Ice, energy, and food


“EVERY NATION NOW lives in what I call an ice-dependent world,” says Ólafur Ragnar Grímsson, President of Iceland, “where the mass of the arctic sea ice in my neighborhood causes extreme weather on faraway continents in Asia, Africa, and the Americas – destroying crops and urban infrastructure. But also that the retreat of the glaciers in Greenland and in Antarctica will, through the rising sea levels, threaten every coastal city in America, Asia, and elsewhere.”


That is how President Grímsson opened his speech on the connections between Ice, Energy, and Food at the 2013 World Food Prize event in Des Moines, Iowa. For too long, he notes, ice has been on the periphery.
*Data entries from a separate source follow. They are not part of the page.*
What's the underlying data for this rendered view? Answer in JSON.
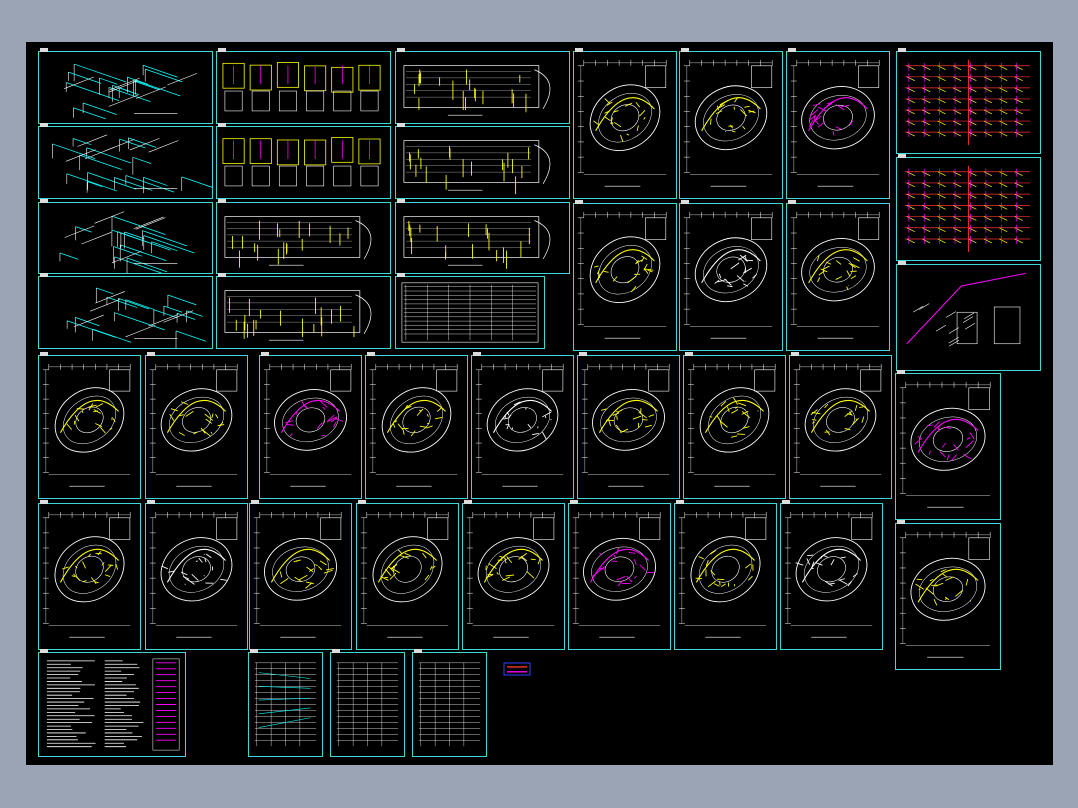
{
  "canvas": {
    "background": "#000000",
    "frame_color": "#3fd6d6"
  },
  "palette": {
    "yellow": "#ffff00",
    "white": "#ffffff",
    "cyan": "#00ffff",
    "magenta": "#ff00ff",
    "red": "#ff3030",
    "green": "#00e000",
    "blue": "#3040ff"
  },
  "sheets": [
    {
      "id": "iso-1",
      "kind": "isometric"
    },
    {
      "id": "iso-2",
      "kind": "isometric"
    },
    {
      "id": "iso-3",
      "kind": "isometric"
    },
    {
      "id": "iso-4",
      "kind": "isometric"
    },
    {
      "id": "detail-1",
      "kind": "details"
    },
    {
      "id": "detail-2",
      "kind": "details"
    },
    {
      "id": "long-plan-1",
      "kind": "long-plan"
    },
    {
      "id": "long-plan-2",
      "kind": "long-plan"
    },
    {
      "id": "long-plan-3",
      "kind": "long-plan"
    },
    {
      "id": "long-plan-4",
      "kind": "long-plan"
    },
    {
      "id": "long-plan-5",
      "kind": "long-plan"
    },
    {
      "id": "long-plan-6",
      "kind": "long-plan"
    },
    {
      "id": "table-1",
      "kind": "table"
    },
    {
      "id": "plan-r1-1",
      "kind": "curved-plan"
    },
    {
      "id": "plan-r1-2",
      "kind": "curved-plan"
    },
    {
      "id": "plan-r1-3",
      "kind": "curved-plan"
    },
    {
      "id": "plan-r2-1",
      "kind": "curved-plan"
    },
    {
      "id": "plan-r2-2",
      "kind": "curved-plan"
    },
    {
      "id": "plan-r2-3",
      "kind": "curved-plan"
    },
    {
      "id": "system-1",
      "kind": "system"
    },
    {
      "id": "system-2",
      "kind": "system"
    },
    {
      "id": "riser-1",
      "kind": "riser"
    },
    {
      "id": "plan-r3-1",
      "kind": "curved-plan"
    },
    {
      "id": "plan-r3-2",
      "kind": "curved-plan"
    },
    {
      "id": "plan-r3-3",
      "kind": "curved-plan"
    },
    {
      "id": "plan-r3-4",
      "kind": "curved-plan"
    },
    {
      "id": "plan-r3-5",
      "kind": "curved-plan"
    },
    {
      "id": "plan-r3-6",
      "kind": "curved-plan"
    },
    {
      "id": "plan-r3-7",
      "kind": "curved-plan"
    },
    {
      "id": "plan-r3-8",
      "kind": "curved-plan"
    },
    {
      "id": "plan-r3-9",
      "kind": "curved-plan"
    },
    {
      "id": "plan-r4-1",
      "kind": "curved-plan"
    },
    {
      "id": "plan-r4-2",
      "kind": "curved-plan"
    },
    {
      "id": "plan-r4-3",
      "kind": "curved-plan"
    },
    {
      "id": "plan-r4-4",
      "kind": "curved-plan"
    },
    {
      "id": "plan-r4-5",
      "kind": "curved-plan"
    },
    {
      "id": "plan-r4-6",
      "kind": "curved-plan"
    },
    {
      "id": "plan-r4-7",
      "kind": "curved-plan"
    },
    {
      "id": "plan-r4-8",
      "kind": "curved-plan"
    },
    {
      "id": "plan-r4-9",
      "kind": "curved-plan"
    },
    {
      "id": "notes-1",
      "kind": "notes"
    },
    {
      "id": "schedule-1",
      "kind": "schedule"
    },
    {
      "id": "schedule-2",
      "kind": "schedule"
    },
    {
      "id": "schedule-3",
      "kind": "schedule"
    },
    {
      "id": "legend-1",
      "kind": "legend"
    }
  ]
}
“Our weather, our climate, our crops, our cities are dependent in one way or another on what happens to the ice,” he says. “The glaciers are not divorced far away from our fate. They are, indeed, my friends, the core of our future.”

Grímsson argues that there are three “poles” to worry about, not just the obvious two. His list includes the Arctic, Antarctica, and the Himilayas, since the latter, with its thousands of glaciers, harbours water reservoirs for the great rivers of India and China. Glaciologists and members of the Polar Research Institute of China agree. They have noticed how the melting of arctic sea ice has affected local weather patterns. In Southern China, for instance, it caused freezing rain during the winter of 2007 and 2008. And in January and February of 2013, China suffered its worst winter in decades which destroyed fields, crops, and food production.

“So what happens in my arctic neighborhood has – not within 10 or 20 or 30 years – but within a few months enormous effects on the daily lives, the food production, and the agriculture of people in China,” says Grímsson. “And this is why leaders in many Asian countries are becoming increasingly aware of how the melting of the ice will affect the fate of their people, causing profound changes in the ecology of the regions, affecting atmospheric circulation, agriculture, and hydropower.”

Iceland’s solution to the climate change challenge has had more positive repercussions than they could have imagined. It was once a country that was 80 percent reliant on fossil fuels like coal and oil; now 100 percent of Iceland’s electricity production and heat comes from domestic clean energy resources. It has not only lowered household bills, but cheap energy has enabled economic diversification and spurred economic growth. It has helped to bring aluminum companies to Iceland and has been the basis of high-tech industries, IT companies, and growing tourism.

In recent years, thanks to geothermal energy, Iceland has also seen a diversifying farming sector through geothermal greenhouse agriculture allowing for domestic production of peppers, tomatoes, and cucumbers. The use of geothermal energy has been used to adjust the temperature of seawater and freshwater to fit the needs of the species in the fish farming sector.

“The most recent example of this is the construction of a 2,000-ton Senegal sole fishing farm,” says Grímsson. “As the name indicates, the Senegal sole is not a North Atlantic fish. But by using the geothermal heat to warm up the North Atlantic Ocean, we fool it a little bit and make a good living out of them.”

Geothermal technology even contributes to Iceland’s tourism economy, says Grímsson. “The Blue Lagoon, which has now become one of the most famous tourist sites in the world, is visited by over half a million tourists every year,” he says. “What they forgot to mention is that it is fundamentally a spill of water from an electricity power plant. And we charge people 40 euros to actually get access to that spill of water.”

Finally, and perhaps most importantly, Grímsson addresses how geothermal energy can help with global food security as well.

“So the biggest challenge, in my opinion, in the present state of food security in the world is not how we produce more food, but how do we preserve the food we already produce and make sure there is 100% utilization, whether it’s fish, meat, fruit, or vegetables?” asks Grímsson.

The solution utilizes geothermal energy and requires no infrastructure. In Iceland, he says, they use geothermal energy to dry fish products – pieces that they would have once wasted are now dried and sent to Nigeria to be sold on the streets as valuable sources of protein. The same can be done using wind and solar power, he says, and not just with fish. Meats, fruit, and vegetables can all be dried using similar technology.

There are great advantages to drying food indoors, says Grímsson. First, drying takes a mere five days, rather than the months required when drying outside. Quality is consistent, and flies and insects are prevented from contaminating the food. Finally, drying reduces shipping weights and food is preserved for up to two years.
“No other method than drying – this simple, traditional, old method of drying, using modern, clean energy, localized resources – is most effective but also the beauty of it, with the lowest cost, zero infrastructure for the storage and the ability to benefit the local and the poor people along the way.”

“It’s all interrelated,” he concludes. “The effect of the melting of the ice on food production and agriculture in faraway countries; the need for clean energy solutions at the local level as well as the national level. And it can come together in a beautiful way in what I believe is the most important, the most effective contribution to solve the food crisis facing people in every continent in the years to come.” •